This is a very annoying detail in the Fr-1xb user interface. In Finnish folk music the tuning is always A = 442 Hz which I would like to save into my personal settings. The Roland Company should put their programmers to work to rectify this fault as soon as possible and allow the users of the Fr-1x to save their preferred tuning value into their personal settings file.


Loudspeaker boxes are usually made of sturdy and heavy material to avoid any resonance vibrations. This is not possible with the Fr-1xb as it should be a lightweight instrument. If you listen to your playing using headphones or by connecting the Fr-1xb to a separate amplifier and loudspeakers there are no problems.
However,  I am playing most of the time using the built in speakers and often at full volume. Certain sounds like one clarinet sound tend to resonate at or near the E sound.  A heavier loudspeaker box is out of the question as are any kind of stiffeners to the box which would only raise the resonance point to an even more annoying frequency.

The only possibility I see is to make the loudspeaker box or frame softer in structure to lower the resonance frequency so that it falls below the normal playing sounds. I have not opened the Fr-1xb box to see if this would be possible but in my 40 years of design career I have successfully used this method a couple of times to get rid of bad resonances.
I used the Vibration program in my iPhone to see if there is any difference in amplitude of sounds near the  E-key and how the E behaves if pressed continuously. The sound is Clarinet.

resonance  fluctuating E


The Roland Fr-1xb is an excellent instrument and it became even better after I succesfully solved the annoying recharge problem.  If we forget the resonance issue, the two remaining problems would require minor recoding of the Fr-1xb system software which only the factory can do. Therefore, I have a proposal to the Roland Company:

Please, make a special version of the system software and distribute it via internet for those who need it.  It is not necessary to distribute it to all owners of the Fr-1xb.  This system software should have two modifications:
2) A couple of new BLC parameter values offering much smaller forces to pull and push bellows for full sound volume.
3) A master tuning parameter tun-value which can be saved into the users settings file
after adjustment.

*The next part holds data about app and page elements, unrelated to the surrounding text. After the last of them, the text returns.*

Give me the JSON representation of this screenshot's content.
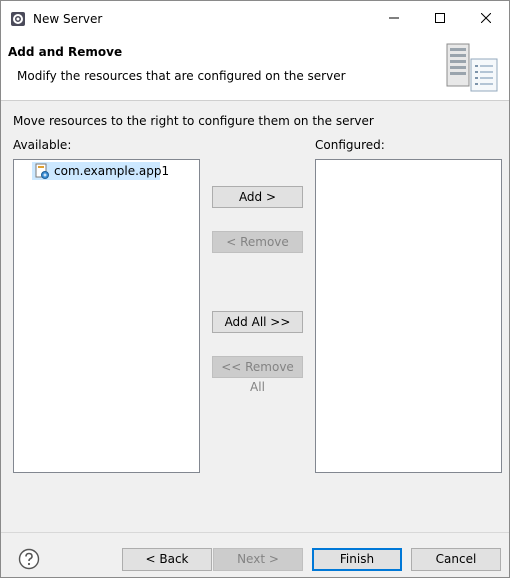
{
  "window": {
    "title": "New Server",
    "icons": {
      "app": "server-gear-icon",
      "minimize": "minimize-icon",
      "maximize": "maximize-icon",
      "close": "close-icon"
    }
  },
  "banner": {
    "title": "Add and Remove",
    "message": "Modify the resources that are configured on the server",
    "image": "server-document-icon"
  },
  "instruction": "Move resources to the right to configure them on the server",
  "available": {
    "label": "Available:",
    "items": [
      {
        "label": "com.example.app1",
        "icon": "web-module-icon",
        "selected": true
      }
    ]
  },
  "configured": {
    "label": "Configured:",
    "items": []
  },
  "actions": {
    "add": "Add >",
    "remove": "< Remove",
    "add_all": "Add All >>",
    "remove_all": "<< Remove All"
  },
  "footer": {
    "help_icon": "help-icon",
    "back": "< Back",
    "next": "Next >",
    "finish": "Finish",
    "cancel": "Cancel"
  },
  "colors": {
    "selection": "#cce8ff",
    "default_button_border": "#0078d7"
  }
}
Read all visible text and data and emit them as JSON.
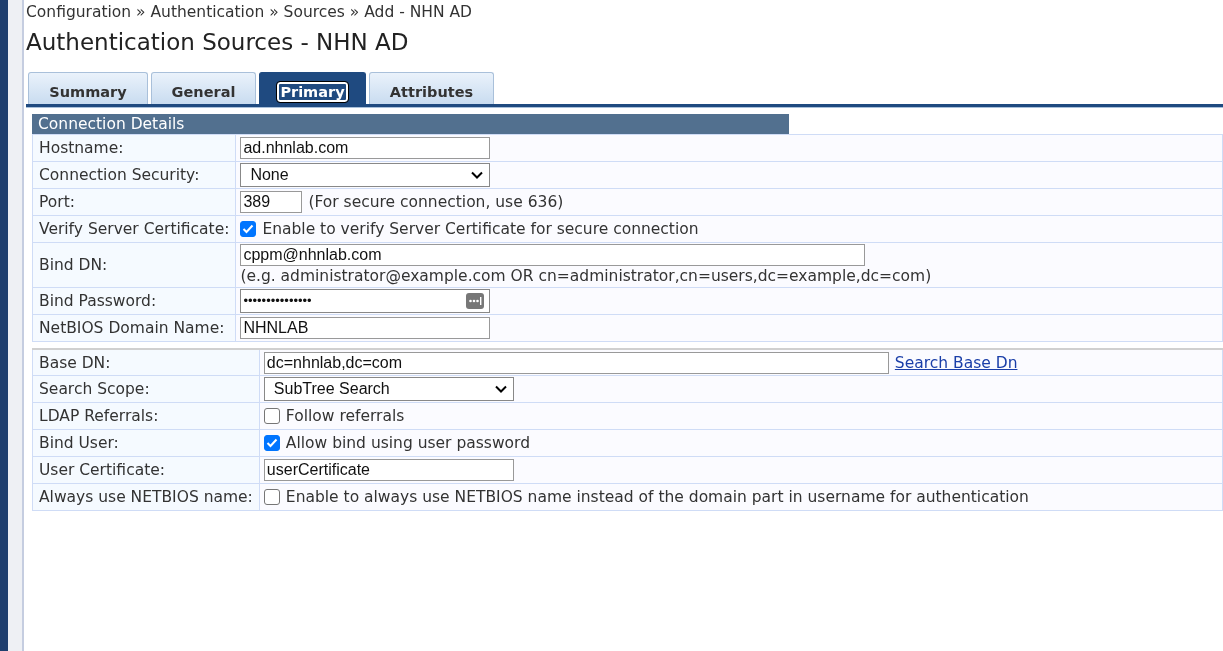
{
  "breadcrumb": "Configuration » Authentication » Sources » Add - NHN AD",
  "title": "Authentication Sources - NHN AD",
  "tabs": [
    {
      "label": "Summary",
      "selected": false
    },
    {
      "label": "General",
      "selected": false
    },
    {
      "label": "Primary",
      "selected": true
    },
    {
      "label": "Attributes",
      "selected": false
    }
  ],
  "section_title": "Connection Details",
  "groups": [
    [
      {
        "kind": "text",
        "label": "Hostname:",
        "value": "ad.nhnlab.com"
      },
      {
        "kind": "select",
        "label": "Connection Security:",
        "value": "None"
      },
      {
        "kind": "port",
        "label": "Port:",
        "value": "389",
        "note": "(For secure connection, use 636)"
      },
      {
        "kind": "checkbox",
        "label": "Verify Server Certificate:",
        "checked": true,
        "text": "Enable to verify Server Certificate for secure connection"
      },
      {
        "kind": "hint",
        "label": "Bind DN:",
        "value": "cppm@nhnlab.com",
        "note": "(e.g. administrator@example.com OR cn=administrator,cn=users,dc=example,dc=com)"
      },
      {
        "kind": "password",
        "label": "Bind Password:",
        "value": "•••••••••••••••"
      },
      {
        "kind": "text",
        "label": "NetBIOS Domain Name:",
        "value": "NHNLAB"
      }
    ],
    [
      {
        "kind": "link",
        "label": "Base DN:",
        "value": "dc=nhnlab,dc=com",
        "link": "Search Base Dn"
      },
      {
        "kind": "select",
        "label": "Search Scope:",
        "value": "SubTree Search"
      },
      {
        "kind": "checkbox",
        "label": "LDAP Referrals:",
        "checked": false,
        "text": "Follow referrals"
      },
      {
        "kind": "checkbox",
        "label": "Bind User:",
        "checked": true,
        "text": "Allow bind using user password"
      },
      {
        "kind": "text",
        "label": "User Certificate:",
        "value": "userCertificate"
      },
      {
        "kind": "checkbox",
        "label": "Always use NETBIOS name:",
        "checked": false,
        "text": "Enable to always use NETBIOS name instead of the domain part in username for authentication"
      }
    ]
  ]
}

A polka from Houtskari Island in Finland

A medley of Finnish polka music and international dancing samples

By comparison this tango was played with an acoustic accordion and an acoustic violin plus a number of MIDI-instrument tracks payed with my Ketron Midjay module.


1. Incredible!  Roland should hire you! The amount of effort it takes to move the Bellows on the Fr1X is bizarre... And I hope Roland takes your advice and provides...                                            

2. Hello. Enjoyed your video Polka from Houtskari Island and your ingenious volume control.